[EXERCISE OBJECTIVE] In how many lines of the records does the string "Neuquén" appear? State only the number.

[DATA UNDER STUDY]
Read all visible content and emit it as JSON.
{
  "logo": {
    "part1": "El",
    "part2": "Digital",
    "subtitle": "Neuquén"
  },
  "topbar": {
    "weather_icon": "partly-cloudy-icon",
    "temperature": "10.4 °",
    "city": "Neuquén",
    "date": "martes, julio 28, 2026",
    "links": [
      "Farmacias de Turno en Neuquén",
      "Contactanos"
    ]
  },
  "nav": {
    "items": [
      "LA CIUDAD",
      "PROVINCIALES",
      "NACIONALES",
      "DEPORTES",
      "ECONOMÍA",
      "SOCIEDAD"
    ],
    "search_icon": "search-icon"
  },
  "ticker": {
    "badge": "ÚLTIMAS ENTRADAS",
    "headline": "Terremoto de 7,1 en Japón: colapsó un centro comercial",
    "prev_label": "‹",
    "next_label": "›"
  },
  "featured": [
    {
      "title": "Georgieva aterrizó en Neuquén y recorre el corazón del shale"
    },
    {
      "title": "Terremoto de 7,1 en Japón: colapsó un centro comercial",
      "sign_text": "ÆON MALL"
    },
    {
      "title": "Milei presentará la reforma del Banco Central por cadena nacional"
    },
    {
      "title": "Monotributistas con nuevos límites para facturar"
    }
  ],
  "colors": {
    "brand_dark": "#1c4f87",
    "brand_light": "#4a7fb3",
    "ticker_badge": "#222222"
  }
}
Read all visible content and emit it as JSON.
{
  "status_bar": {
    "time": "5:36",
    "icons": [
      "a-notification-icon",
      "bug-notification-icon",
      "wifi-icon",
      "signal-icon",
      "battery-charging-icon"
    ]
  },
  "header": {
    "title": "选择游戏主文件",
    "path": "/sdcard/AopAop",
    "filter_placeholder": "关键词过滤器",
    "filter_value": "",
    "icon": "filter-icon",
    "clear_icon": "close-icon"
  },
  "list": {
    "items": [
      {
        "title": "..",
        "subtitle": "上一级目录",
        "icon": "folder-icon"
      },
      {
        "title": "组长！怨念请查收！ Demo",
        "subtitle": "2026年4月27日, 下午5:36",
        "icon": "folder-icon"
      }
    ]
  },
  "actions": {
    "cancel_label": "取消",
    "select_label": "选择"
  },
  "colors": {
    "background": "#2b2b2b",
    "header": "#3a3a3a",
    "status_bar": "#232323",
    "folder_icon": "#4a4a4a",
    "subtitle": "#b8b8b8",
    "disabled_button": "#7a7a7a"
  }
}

[YOUR SOLUTION] 4